Assignment: In the data that follows, give the number of lines containing the word "title". Offer no additional comment.

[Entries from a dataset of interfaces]
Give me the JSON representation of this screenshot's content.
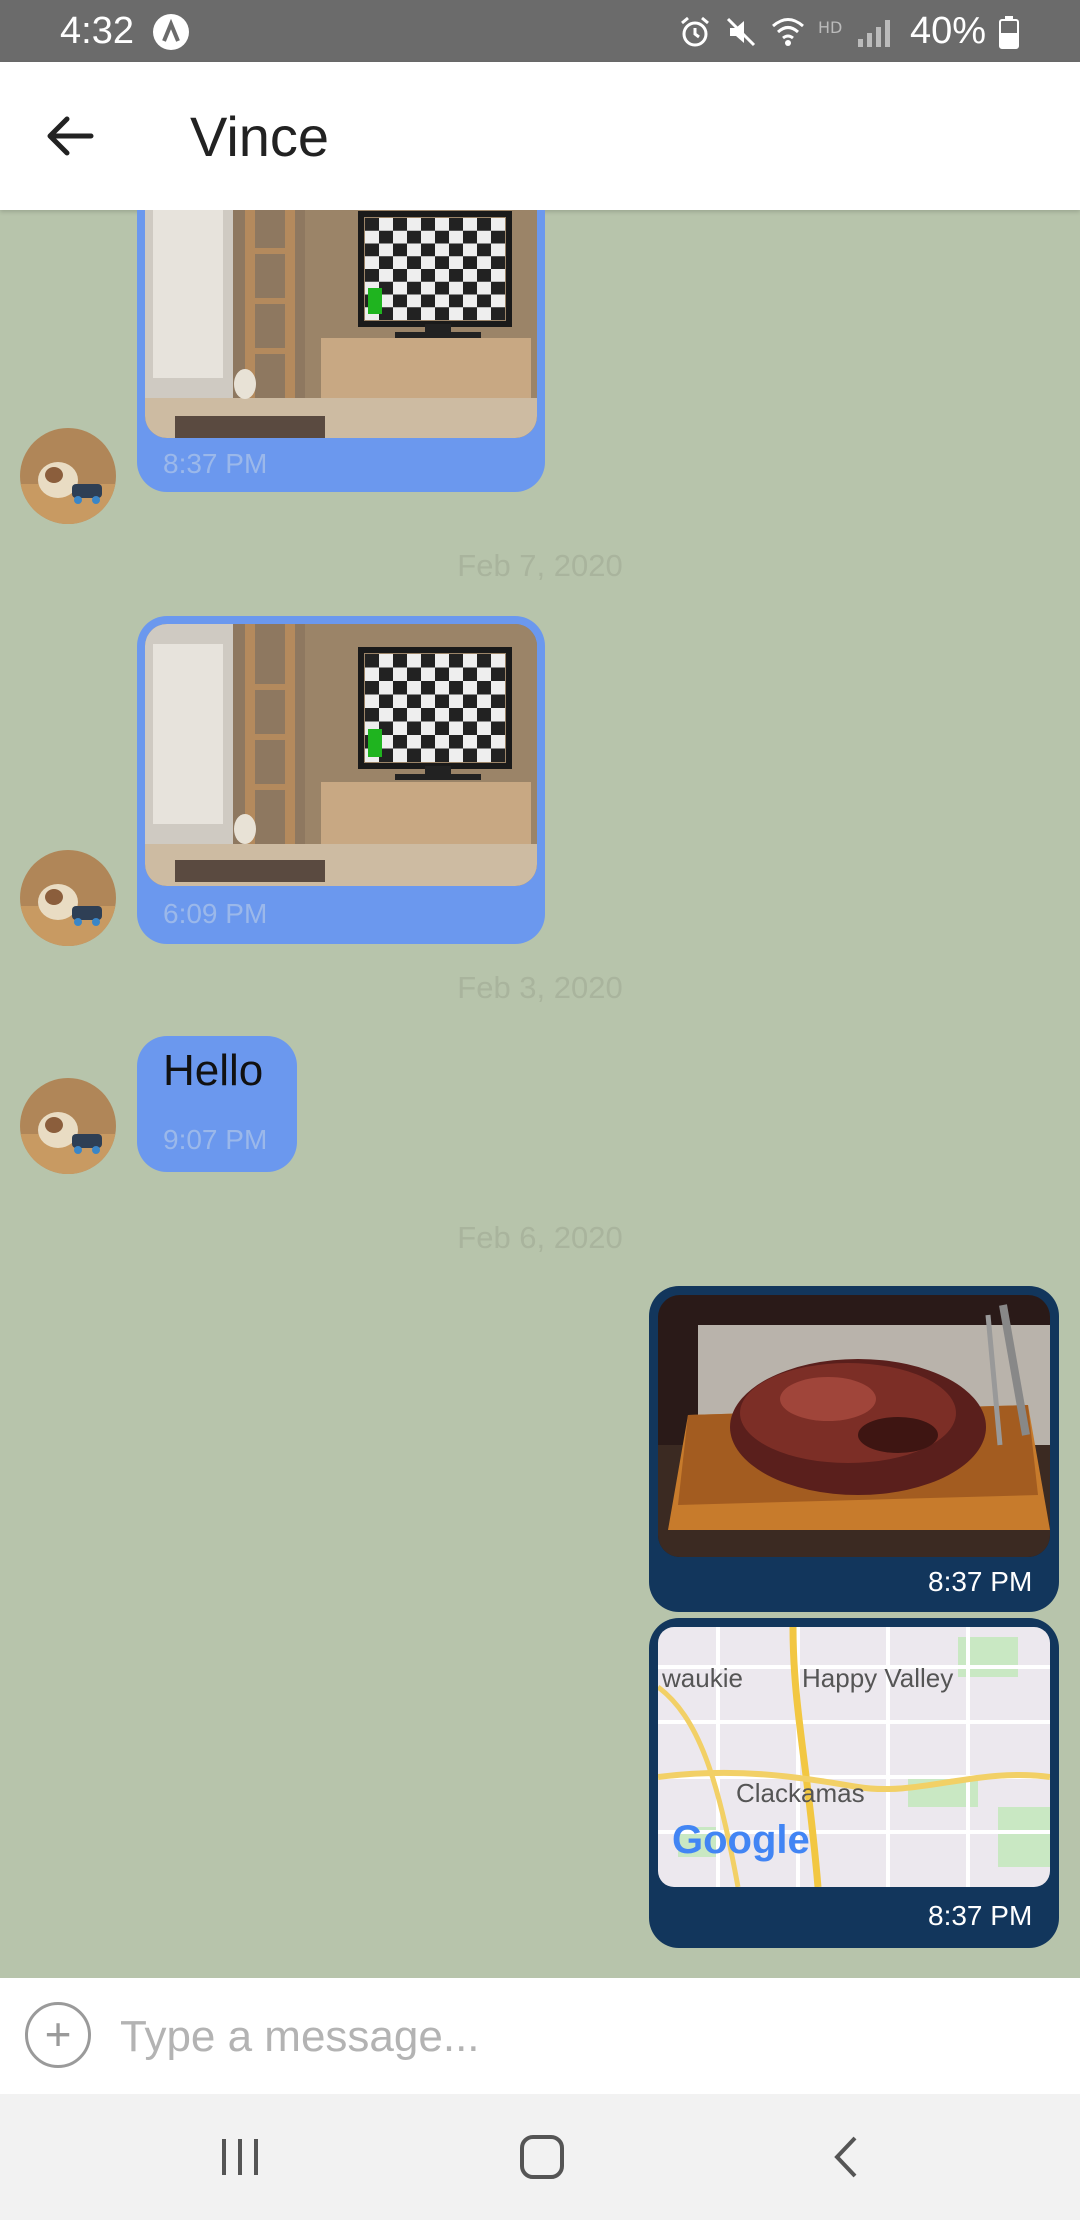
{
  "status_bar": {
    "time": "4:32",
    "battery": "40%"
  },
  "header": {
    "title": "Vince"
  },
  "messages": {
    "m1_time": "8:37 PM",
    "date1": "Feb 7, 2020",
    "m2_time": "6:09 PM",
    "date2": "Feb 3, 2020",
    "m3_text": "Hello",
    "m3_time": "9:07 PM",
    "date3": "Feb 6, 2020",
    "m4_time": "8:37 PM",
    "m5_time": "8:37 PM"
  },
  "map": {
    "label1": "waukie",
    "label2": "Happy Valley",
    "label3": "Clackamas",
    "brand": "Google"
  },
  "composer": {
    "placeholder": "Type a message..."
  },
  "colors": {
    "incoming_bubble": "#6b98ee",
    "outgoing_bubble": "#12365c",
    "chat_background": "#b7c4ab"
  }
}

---

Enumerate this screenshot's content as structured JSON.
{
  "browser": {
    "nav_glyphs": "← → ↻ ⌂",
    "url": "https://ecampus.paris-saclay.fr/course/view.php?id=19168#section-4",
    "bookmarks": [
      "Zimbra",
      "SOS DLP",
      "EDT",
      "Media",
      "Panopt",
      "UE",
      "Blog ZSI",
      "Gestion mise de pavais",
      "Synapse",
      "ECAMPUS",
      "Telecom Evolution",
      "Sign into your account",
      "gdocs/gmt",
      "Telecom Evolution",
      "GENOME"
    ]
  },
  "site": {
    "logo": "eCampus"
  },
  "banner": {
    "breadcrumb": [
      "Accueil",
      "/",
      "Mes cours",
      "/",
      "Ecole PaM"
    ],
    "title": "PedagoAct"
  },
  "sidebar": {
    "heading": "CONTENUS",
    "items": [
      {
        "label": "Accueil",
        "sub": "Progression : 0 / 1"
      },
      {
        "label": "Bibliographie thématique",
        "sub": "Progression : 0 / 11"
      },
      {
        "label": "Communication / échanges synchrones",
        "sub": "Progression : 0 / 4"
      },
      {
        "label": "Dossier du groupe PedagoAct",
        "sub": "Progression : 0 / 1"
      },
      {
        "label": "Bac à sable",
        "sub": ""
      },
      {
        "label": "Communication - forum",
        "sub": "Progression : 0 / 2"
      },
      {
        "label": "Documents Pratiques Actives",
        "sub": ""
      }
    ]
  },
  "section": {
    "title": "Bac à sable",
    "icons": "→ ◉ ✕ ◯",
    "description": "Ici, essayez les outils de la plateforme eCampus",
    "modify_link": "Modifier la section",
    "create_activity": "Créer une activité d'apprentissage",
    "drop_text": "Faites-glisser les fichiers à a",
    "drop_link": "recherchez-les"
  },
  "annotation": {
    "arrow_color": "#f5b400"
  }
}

Written reply: 3